Assignment
Count the lines in the following data that include "WORKS". Please write only the number.

(Dataset entries)
***

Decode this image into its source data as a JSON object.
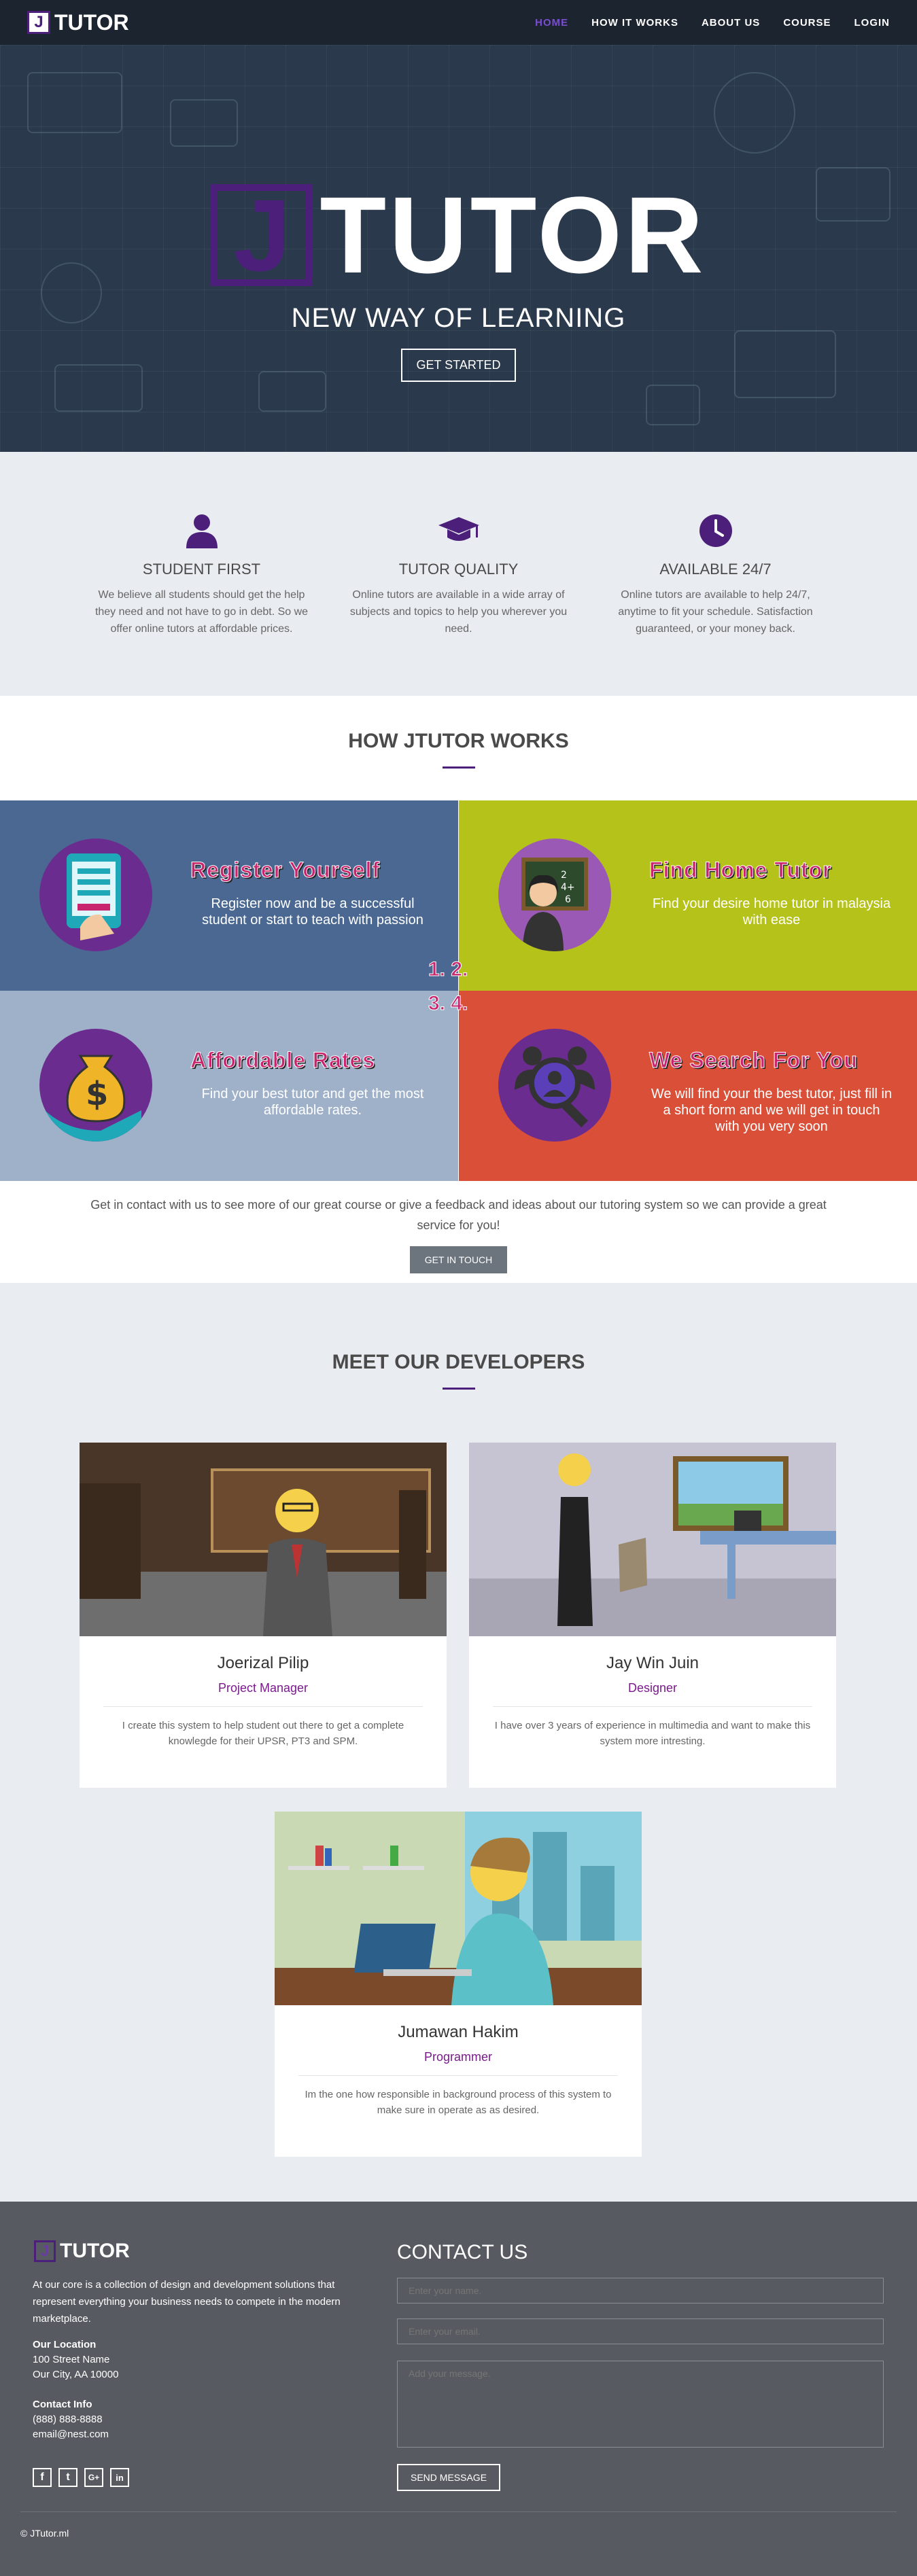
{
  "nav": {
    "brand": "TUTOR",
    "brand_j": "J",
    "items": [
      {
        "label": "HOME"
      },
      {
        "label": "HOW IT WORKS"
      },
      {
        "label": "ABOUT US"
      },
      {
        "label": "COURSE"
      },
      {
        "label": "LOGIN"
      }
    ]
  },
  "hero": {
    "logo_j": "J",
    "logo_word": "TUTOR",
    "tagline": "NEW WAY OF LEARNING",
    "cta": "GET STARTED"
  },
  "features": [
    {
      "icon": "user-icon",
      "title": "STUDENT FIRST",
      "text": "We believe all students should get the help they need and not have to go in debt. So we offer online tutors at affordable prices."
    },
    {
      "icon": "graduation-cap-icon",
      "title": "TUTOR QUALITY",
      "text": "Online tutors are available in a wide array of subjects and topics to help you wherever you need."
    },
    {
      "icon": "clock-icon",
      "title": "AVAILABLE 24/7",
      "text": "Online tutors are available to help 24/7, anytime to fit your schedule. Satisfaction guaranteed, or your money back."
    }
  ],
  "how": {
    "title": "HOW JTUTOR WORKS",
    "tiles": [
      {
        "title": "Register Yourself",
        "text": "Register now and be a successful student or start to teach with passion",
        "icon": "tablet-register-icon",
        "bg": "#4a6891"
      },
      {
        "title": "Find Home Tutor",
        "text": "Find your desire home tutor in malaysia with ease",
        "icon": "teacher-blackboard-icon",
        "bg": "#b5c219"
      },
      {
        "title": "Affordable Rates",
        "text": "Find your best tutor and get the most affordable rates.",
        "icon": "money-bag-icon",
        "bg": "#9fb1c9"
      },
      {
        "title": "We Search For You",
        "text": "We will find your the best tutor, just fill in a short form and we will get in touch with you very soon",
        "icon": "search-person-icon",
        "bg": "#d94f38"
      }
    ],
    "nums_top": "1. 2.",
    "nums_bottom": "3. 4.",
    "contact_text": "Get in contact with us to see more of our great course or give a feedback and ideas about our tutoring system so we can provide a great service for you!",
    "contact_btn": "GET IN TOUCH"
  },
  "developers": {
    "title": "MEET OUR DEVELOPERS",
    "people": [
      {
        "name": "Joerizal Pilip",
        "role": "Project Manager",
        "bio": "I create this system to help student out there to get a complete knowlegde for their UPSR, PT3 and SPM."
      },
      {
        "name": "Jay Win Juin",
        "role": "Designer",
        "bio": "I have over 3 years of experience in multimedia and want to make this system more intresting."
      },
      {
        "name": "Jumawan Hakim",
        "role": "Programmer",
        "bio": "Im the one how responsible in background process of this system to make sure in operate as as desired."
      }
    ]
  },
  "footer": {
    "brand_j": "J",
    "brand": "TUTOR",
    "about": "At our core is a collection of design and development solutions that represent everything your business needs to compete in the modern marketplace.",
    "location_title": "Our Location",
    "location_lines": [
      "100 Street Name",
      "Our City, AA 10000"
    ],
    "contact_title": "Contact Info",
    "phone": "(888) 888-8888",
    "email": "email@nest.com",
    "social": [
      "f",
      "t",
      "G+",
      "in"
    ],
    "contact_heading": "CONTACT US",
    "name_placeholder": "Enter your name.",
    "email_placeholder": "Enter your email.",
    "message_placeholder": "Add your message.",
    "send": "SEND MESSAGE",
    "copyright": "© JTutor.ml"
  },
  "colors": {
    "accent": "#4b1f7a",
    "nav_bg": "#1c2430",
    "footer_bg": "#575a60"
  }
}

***

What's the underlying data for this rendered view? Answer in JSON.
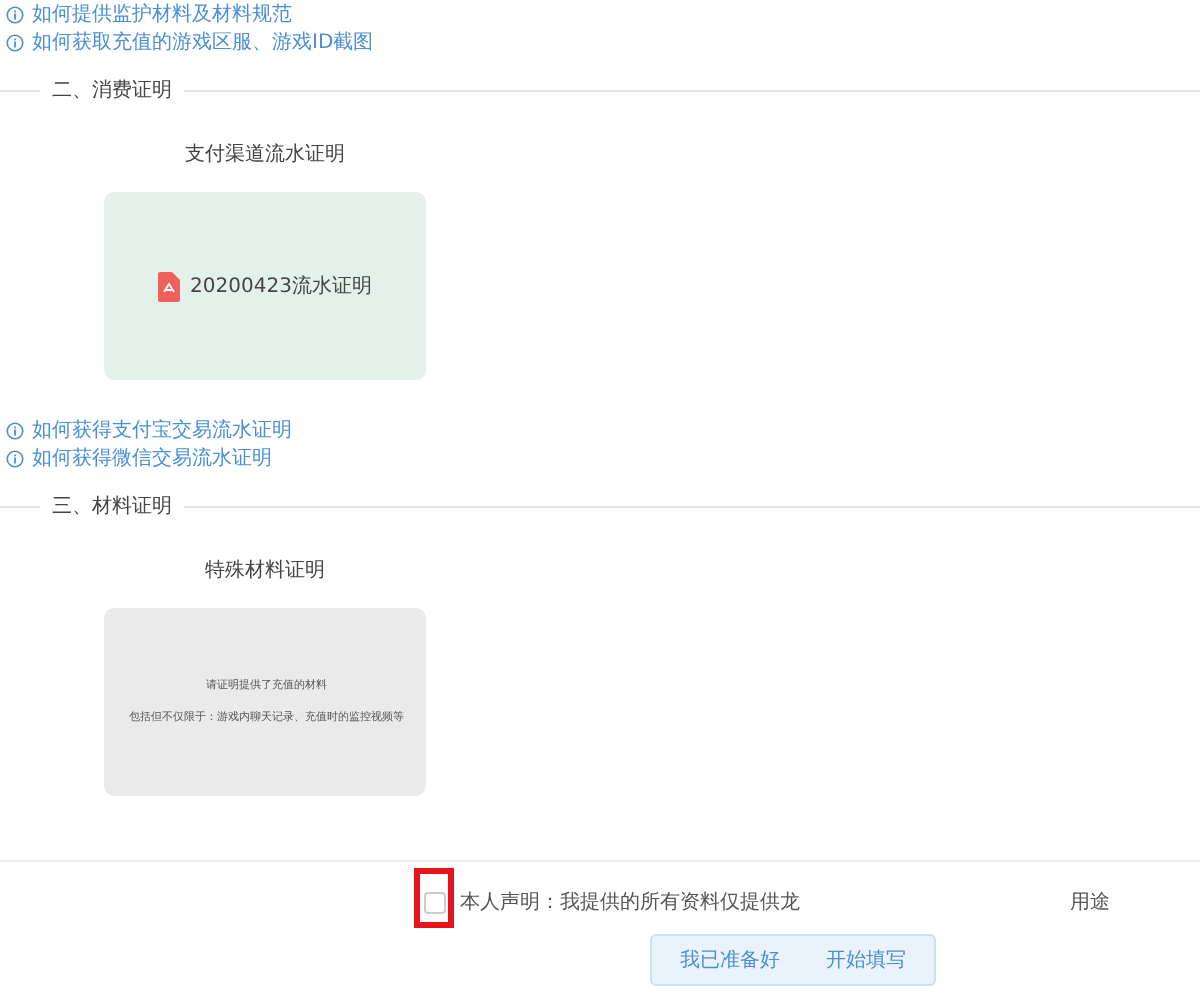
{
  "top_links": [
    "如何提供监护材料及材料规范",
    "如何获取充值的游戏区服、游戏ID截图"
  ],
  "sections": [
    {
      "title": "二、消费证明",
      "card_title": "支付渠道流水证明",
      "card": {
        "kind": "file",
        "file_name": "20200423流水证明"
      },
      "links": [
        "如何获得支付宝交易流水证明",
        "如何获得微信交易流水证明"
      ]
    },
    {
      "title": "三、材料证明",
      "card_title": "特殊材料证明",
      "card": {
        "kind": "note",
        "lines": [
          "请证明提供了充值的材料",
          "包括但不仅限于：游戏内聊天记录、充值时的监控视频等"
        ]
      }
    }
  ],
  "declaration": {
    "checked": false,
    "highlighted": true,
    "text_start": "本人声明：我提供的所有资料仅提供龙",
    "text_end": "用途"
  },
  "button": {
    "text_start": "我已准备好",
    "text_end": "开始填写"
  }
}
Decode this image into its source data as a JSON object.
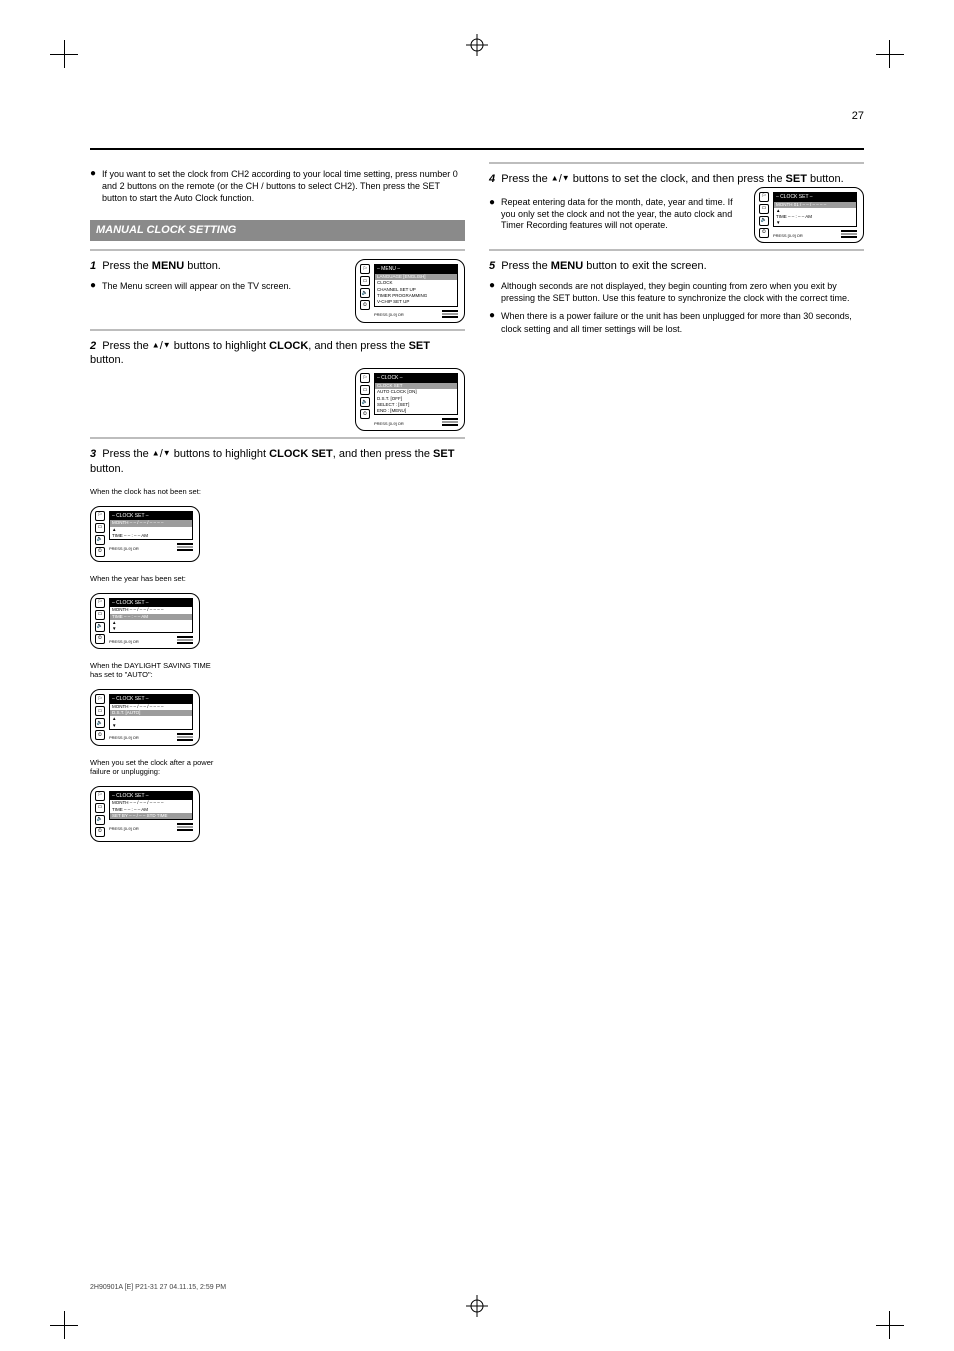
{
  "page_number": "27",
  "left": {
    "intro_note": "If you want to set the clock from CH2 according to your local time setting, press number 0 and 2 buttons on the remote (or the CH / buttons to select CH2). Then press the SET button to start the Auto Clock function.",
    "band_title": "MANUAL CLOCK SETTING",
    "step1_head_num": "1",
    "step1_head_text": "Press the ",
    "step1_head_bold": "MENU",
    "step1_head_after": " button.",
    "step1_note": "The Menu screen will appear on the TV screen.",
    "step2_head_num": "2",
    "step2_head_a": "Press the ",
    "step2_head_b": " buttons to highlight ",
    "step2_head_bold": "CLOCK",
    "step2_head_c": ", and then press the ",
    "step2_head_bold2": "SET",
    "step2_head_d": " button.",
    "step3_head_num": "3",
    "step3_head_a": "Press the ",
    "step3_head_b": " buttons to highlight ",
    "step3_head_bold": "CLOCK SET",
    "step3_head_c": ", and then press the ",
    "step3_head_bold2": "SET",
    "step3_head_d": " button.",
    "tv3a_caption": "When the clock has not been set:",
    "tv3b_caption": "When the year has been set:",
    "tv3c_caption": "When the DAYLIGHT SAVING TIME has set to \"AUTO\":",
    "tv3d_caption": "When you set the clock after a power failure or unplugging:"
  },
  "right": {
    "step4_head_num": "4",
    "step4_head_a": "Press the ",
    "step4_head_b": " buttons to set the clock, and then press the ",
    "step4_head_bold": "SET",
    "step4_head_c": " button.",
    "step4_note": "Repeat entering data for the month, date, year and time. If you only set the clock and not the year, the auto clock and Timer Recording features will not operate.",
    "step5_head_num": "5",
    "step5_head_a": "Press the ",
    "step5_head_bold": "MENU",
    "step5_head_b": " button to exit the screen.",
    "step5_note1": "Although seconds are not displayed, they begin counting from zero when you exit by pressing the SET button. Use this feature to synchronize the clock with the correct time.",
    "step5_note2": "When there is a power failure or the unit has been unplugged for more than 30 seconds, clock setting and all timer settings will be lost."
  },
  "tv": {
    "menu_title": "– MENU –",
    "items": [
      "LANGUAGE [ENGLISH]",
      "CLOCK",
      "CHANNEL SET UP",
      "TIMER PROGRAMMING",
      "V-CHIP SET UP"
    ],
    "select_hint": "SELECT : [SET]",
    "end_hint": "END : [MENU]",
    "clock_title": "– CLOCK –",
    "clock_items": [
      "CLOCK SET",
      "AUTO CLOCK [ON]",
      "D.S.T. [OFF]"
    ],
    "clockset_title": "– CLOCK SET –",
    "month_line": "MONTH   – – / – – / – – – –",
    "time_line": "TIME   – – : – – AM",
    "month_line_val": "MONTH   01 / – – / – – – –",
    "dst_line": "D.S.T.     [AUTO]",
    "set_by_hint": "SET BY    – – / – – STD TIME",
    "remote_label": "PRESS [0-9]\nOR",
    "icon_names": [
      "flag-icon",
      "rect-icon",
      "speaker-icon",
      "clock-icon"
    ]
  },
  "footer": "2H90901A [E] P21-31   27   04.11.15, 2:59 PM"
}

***

Response box
2